§ **WHAT TO PRODUCE**
Restate the entries word for word and skip every image.

——

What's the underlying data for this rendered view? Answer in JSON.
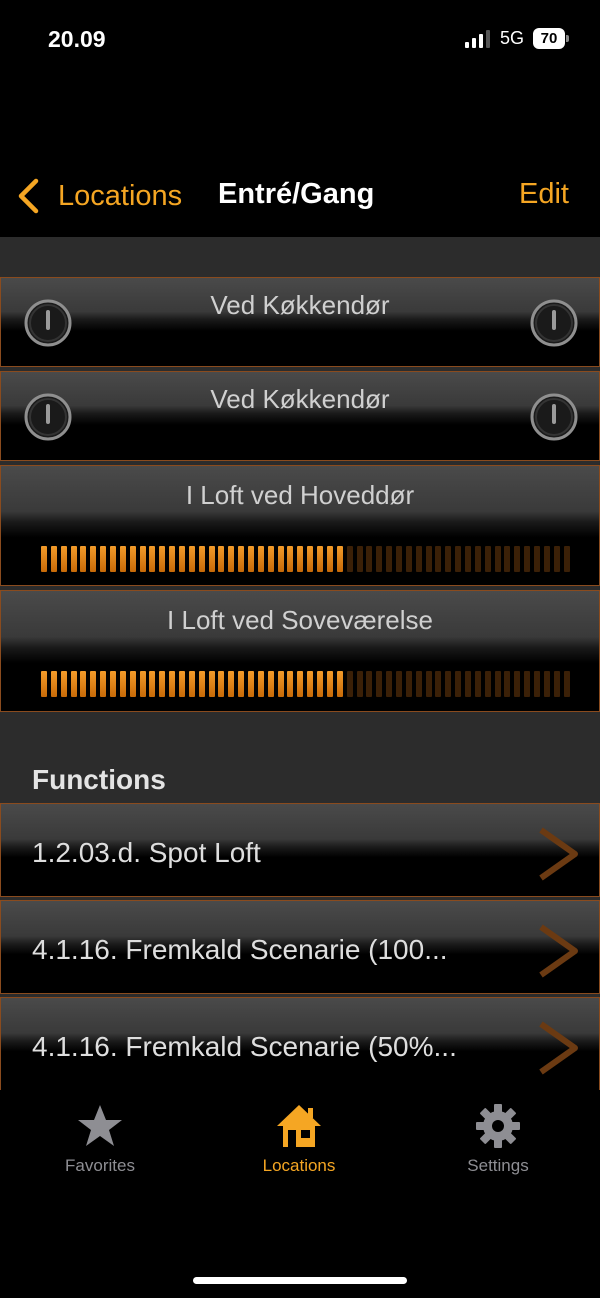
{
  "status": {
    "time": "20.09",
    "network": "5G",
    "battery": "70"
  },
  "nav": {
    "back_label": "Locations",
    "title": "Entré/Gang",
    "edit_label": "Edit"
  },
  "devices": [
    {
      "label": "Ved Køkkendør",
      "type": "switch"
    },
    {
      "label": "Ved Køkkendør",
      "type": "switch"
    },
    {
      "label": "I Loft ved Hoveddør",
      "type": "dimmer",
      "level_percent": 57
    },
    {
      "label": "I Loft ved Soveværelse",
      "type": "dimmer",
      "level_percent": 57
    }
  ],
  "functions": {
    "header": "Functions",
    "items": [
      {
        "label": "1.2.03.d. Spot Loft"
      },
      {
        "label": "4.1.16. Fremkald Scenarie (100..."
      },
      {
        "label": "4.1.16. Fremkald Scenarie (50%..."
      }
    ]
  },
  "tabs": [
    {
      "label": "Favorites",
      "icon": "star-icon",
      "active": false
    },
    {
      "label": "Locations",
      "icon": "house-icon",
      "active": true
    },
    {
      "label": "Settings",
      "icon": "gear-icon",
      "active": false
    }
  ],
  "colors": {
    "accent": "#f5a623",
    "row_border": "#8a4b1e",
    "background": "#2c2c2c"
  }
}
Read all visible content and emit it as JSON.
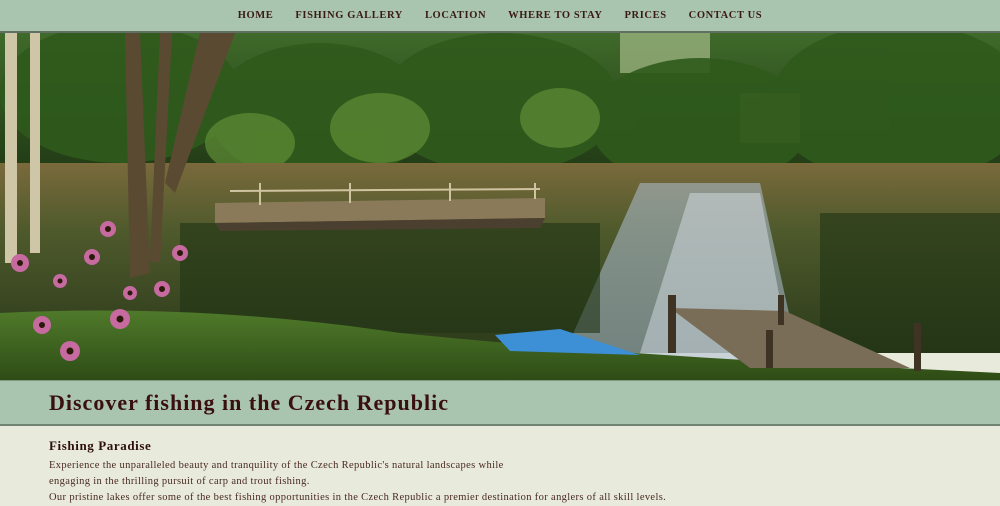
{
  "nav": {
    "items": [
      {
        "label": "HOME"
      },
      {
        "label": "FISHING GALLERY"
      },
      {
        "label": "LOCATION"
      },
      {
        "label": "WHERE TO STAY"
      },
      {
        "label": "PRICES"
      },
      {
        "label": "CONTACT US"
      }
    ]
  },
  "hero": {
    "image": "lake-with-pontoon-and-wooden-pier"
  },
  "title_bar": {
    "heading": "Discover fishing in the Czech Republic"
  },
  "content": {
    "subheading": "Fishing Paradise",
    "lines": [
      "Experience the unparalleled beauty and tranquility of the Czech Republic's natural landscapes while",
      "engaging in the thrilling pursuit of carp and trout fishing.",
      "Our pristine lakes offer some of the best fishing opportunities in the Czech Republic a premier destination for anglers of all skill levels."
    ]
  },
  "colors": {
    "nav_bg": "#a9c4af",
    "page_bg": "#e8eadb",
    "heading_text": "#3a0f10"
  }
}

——

§ **EXERCISE SOLUTION**
What's the underlying data for this rendered view? Answer in JSON.
{
  "status": {
    "time": "20.09",
    "network": "5G",
    "battery": "70"
  },
  "nav": {
    "back_label": "Locations",
    "title": "Entré/Gang",
    "edit_label": "Edit"
  },
  "devices": [
    {
      "label": "Ved Køkkendør",
      "type": "switch"
    },
    {
      "label": "Ved Køkkendør",
      "type": "switch"
    },
    {
      "label": "I Loft ved Hoveddør",
      "type": "dimmer",
      "level_percent": 57
    },
    {
      "label": "I Loft ved Soveværelse",
      "type": "dimmer",
      "level_percent": 57
    }
  ],
  "functions": {
    "header": "Functions",
    "items": [
      {
        "label": "1.2.03.d. Spot Loft"
      },
      {
        "label": "4.1.16. Fremkald Scenarie (100..."
      },
      {
        "label": "4.1.16. Fremkald Scenarie (50%..."
      }
    ]
  },
  "tabs": [
    {
      "label": "Favorites",
      "icon": "star-icon",
      "active": false
    },
    {
      "label": "Locations",
      "icon": "house-icon",
      "active": true
    },
    {
      "label": "Settings",
      "icon": "gear-icon",
      "active": false
    }
  ],
  "colors": {
    "accent": "#f5a623",
    "row_border": "#8a4b1e",
    "background": "#2c2c2c"
  }
}
Read all visible content and emit it as JSON.
{
  "nav": {
    "items": [
      {
        "label": "HOME"
      },
      {
        "label": "FISHING GALLERY"
      },
      {
        "label": "LOCATION"
      },
      {
        "label": "WHERE TO STAY"
      },
      {
        "label": "PRICES"
      },
      {
        "label": "CONTACT US"
      }
    ]
  },
  "hero": {
    "image": "lake-with-pontoon-and-wooden-pier"
  },
  "title_bar": {
    "heading": "Discover fishing in the Czech Republic"
  },
  "content": {
    "subheading": "Fishing Paradise",
    "lines": [
      "Experience the unparalleled beauty and tranquility of the Czech Republic's natural landscapes while",
      "engaging in the thrilling pursuit of carp and trout fishing.",
      "Our pristine lakes offer some of the best fishing opportunities in the Czech Republic a premier destination for anglers of all skill levels."
    ]
  },
  "colors": {
    "nav_bg": "#a9c4af",
    "page_bg": "#e8eadb",
    "heading_text": "#3a0f10"
  }
}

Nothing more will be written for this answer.